Go through the material below and please tally the lines that hold the word "category"; the number alone is the answer.

### EXCERPTED RECORDS

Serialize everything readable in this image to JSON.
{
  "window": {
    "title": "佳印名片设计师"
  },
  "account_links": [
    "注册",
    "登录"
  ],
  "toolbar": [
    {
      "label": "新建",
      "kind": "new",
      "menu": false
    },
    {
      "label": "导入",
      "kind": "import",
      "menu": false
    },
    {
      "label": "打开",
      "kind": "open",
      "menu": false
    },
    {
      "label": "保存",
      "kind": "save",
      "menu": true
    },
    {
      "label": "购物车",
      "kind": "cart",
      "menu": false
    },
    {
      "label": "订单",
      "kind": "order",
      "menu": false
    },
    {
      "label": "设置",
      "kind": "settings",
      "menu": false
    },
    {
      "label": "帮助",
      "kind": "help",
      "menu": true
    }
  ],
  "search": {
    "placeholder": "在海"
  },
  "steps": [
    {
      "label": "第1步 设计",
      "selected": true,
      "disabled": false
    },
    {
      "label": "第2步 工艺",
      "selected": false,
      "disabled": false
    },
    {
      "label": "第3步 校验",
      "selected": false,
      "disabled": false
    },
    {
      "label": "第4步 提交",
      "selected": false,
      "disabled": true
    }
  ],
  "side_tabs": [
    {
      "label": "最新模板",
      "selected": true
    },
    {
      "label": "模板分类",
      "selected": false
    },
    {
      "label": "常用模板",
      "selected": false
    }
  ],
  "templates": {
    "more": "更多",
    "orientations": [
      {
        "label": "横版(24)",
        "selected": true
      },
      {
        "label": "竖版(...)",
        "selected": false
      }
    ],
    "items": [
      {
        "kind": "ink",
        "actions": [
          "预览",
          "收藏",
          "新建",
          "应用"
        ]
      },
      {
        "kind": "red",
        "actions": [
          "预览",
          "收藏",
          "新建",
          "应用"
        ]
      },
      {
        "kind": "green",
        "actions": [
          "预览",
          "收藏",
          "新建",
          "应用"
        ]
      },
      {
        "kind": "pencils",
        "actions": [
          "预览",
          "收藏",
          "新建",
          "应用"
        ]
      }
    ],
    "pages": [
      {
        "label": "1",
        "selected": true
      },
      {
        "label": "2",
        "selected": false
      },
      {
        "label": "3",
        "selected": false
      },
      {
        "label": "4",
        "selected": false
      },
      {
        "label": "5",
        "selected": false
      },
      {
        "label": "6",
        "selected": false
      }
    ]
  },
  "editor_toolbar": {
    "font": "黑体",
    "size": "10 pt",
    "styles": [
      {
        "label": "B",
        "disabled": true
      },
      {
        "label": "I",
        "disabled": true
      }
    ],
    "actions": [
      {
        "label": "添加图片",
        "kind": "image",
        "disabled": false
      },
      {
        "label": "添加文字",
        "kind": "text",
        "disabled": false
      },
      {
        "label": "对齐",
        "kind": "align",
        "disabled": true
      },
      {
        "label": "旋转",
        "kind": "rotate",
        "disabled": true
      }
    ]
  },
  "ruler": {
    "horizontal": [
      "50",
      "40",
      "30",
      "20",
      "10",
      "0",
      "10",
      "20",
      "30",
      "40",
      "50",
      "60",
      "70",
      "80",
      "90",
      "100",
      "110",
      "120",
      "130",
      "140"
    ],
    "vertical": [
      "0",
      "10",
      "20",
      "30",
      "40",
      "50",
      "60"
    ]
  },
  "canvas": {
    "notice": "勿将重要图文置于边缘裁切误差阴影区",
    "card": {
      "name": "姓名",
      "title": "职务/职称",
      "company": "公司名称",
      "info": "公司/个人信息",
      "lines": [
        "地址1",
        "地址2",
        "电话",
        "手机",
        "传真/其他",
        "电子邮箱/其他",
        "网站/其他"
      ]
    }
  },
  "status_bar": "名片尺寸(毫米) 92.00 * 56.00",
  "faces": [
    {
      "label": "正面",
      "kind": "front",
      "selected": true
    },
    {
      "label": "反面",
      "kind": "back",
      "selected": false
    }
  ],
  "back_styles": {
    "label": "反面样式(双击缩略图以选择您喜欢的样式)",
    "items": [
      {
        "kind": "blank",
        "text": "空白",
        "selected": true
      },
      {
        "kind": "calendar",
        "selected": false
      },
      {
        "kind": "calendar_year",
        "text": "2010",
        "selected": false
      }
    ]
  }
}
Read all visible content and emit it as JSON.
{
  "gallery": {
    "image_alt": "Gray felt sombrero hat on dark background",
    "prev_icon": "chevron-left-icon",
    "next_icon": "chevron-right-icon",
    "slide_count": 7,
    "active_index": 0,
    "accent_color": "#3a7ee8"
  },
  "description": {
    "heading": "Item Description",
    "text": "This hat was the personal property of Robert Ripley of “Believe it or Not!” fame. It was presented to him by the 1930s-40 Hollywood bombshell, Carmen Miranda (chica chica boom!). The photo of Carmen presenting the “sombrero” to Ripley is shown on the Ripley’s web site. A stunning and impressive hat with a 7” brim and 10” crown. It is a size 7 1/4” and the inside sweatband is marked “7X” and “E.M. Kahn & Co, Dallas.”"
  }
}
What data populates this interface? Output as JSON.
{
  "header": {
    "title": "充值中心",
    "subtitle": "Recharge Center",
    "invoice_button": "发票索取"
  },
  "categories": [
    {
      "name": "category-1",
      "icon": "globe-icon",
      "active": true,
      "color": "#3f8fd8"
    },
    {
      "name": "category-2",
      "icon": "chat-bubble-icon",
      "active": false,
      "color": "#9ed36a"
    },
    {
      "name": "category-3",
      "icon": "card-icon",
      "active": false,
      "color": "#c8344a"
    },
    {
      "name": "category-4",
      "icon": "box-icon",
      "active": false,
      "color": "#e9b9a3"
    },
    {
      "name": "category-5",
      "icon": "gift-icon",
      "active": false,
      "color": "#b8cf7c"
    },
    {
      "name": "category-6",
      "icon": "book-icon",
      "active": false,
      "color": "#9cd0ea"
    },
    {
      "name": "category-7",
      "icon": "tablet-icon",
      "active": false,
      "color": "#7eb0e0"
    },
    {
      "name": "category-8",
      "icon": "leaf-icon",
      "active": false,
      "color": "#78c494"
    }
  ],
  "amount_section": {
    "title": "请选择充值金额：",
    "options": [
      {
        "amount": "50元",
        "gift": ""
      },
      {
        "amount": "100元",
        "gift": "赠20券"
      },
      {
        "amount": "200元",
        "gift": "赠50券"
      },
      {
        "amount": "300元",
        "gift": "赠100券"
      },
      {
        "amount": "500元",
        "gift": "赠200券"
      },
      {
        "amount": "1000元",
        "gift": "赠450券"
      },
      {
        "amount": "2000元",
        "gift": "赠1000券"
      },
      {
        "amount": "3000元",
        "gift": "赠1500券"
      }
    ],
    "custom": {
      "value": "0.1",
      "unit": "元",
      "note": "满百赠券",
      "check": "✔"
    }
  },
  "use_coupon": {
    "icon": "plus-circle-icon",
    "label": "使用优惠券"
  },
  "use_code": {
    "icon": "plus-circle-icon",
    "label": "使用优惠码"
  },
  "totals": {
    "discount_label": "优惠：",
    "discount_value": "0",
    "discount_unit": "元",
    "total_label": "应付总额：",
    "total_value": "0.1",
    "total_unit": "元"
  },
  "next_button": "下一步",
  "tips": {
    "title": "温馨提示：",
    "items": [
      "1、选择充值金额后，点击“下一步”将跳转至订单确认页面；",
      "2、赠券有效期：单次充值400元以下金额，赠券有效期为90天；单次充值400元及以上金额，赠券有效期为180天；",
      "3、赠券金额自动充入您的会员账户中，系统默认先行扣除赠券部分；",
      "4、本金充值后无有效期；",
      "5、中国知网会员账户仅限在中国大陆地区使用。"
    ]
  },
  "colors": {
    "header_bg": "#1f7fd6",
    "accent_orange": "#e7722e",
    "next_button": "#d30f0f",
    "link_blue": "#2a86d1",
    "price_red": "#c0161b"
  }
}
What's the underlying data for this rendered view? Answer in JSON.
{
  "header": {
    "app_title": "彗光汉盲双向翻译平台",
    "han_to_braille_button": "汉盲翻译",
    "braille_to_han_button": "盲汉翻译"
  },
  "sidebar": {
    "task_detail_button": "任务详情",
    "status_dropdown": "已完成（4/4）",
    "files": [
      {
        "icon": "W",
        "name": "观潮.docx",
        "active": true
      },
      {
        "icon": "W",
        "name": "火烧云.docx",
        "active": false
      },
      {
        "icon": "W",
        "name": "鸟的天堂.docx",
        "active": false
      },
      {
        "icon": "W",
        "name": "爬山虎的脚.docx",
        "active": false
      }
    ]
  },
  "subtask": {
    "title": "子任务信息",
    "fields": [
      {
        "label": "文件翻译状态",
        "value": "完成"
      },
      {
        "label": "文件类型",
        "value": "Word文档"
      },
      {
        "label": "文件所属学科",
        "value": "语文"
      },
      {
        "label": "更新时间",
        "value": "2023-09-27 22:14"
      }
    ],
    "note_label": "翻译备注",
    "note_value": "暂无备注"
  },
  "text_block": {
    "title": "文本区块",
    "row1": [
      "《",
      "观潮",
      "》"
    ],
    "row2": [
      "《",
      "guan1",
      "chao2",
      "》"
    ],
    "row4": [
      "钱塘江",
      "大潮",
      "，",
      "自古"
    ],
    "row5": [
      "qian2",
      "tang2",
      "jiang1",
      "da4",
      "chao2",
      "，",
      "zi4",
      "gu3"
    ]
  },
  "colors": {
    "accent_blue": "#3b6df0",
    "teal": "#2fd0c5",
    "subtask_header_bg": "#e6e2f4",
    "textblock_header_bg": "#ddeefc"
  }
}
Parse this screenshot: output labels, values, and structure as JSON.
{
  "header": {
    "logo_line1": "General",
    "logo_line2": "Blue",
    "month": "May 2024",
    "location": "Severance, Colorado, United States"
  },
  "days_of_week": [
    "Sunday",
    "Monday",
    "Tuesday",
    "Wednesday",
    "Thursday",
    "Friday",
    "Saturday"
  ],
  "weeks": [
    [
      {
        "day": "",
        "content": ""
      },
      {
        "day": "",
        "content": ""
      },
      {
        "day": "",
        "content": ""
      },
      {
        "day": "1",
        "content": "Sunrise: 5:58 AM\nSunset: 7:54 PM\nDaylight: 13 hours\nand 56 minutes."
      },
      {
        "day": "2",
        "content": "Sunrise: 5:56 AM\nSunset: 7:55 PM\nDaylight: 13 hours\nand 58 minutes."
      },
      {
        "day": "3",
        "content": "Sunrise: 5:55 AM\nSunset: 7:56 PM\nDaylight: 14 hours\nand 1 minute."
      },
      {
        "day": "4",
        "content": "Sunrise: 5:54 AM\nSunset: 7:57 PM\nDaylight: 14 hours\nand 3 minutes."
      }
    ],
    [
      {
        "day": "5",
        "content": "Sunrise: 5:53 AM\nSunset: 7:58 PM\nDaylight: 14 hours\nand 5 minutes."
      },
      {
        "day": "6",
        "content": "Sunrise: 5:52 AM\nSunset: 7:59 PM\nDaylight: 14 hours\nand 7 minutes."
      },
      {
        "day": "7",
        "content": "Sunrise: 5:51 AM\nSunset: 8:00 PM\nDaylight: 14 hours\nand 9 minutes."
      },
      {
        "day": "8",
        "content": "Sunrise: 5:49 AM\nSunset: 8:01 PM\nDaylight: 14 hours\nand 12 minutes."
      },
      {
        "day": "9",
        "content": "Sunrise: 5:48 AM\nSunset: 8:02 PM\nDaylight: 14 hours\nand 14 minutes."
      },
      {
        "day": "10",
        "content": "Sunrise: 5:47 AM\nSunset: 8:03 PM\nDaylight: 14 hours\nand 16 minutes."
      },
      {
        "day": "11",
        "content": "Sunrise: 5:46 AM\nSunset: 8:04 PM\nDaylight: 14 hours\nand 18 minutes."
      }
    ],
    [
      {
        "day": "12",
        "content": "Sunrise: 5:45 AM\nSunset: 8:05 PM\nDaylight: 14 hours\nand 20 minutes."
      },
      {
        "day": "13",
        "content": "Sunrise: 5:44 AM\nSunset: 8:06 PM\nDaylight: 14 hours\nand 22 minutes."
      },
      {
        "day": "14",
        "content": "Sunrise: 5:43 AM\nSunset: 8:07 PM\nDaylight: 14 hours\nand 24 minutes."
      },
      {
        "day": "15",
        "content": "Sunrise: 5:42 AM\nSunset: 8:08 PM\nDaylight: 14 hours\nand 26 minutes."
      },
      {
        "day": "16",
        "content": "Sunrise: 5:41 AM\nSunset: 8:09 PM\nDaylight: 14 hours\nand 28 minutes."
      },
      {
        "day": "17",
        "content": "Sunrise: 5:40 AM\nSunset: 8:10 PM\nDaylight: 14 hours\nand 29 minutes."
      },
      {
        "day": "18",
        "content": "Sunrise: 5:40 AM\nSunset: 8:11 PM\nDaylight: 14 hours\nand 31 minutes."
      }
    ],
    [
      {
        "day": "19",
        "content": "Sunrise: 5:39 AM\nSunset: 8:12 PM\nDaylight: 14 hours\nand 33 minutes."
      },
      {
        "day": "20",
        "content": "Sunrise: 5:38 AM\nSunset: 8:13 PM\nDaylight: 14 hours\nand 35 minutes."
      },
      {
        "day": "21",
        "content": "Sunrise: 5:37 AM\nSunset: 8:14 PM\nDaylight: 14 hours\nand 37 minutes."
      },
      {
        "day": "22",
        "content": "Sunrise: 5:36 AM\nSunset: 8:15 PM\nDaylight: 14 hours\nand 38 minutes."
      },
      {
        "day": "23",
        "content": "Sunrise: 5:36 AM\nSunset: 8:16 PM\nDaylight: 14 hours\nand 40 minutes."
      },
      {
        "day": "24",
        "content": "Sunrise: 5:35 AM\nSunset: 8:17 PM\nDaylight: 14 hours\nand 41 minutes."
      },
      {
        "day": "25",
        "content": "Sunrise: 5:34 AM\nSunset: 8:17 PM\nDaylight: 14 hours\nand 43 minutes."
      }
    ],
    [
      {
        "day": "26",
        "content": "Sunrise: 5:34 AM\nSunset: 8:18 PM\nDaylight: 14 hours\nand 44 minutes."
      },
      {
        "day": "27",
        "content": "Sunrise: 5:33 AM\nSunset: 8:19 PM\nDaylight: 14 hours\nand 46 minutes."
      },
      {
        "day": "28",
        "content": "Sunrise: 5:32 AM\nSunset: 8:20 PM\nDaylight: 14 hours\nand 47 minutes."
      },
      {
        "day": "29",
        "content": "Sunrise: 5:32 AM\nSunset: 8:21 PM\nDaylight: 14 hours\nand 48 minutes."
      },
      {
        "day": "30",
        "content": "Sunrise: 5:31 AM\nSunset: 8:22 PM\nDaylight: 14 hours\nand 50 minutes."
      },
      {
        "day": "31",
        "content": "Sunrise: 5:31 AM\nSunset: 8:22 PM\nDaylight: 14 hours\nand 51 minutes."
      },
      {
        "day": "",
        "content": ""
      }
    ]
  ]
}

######

TASK RESPONSE => 8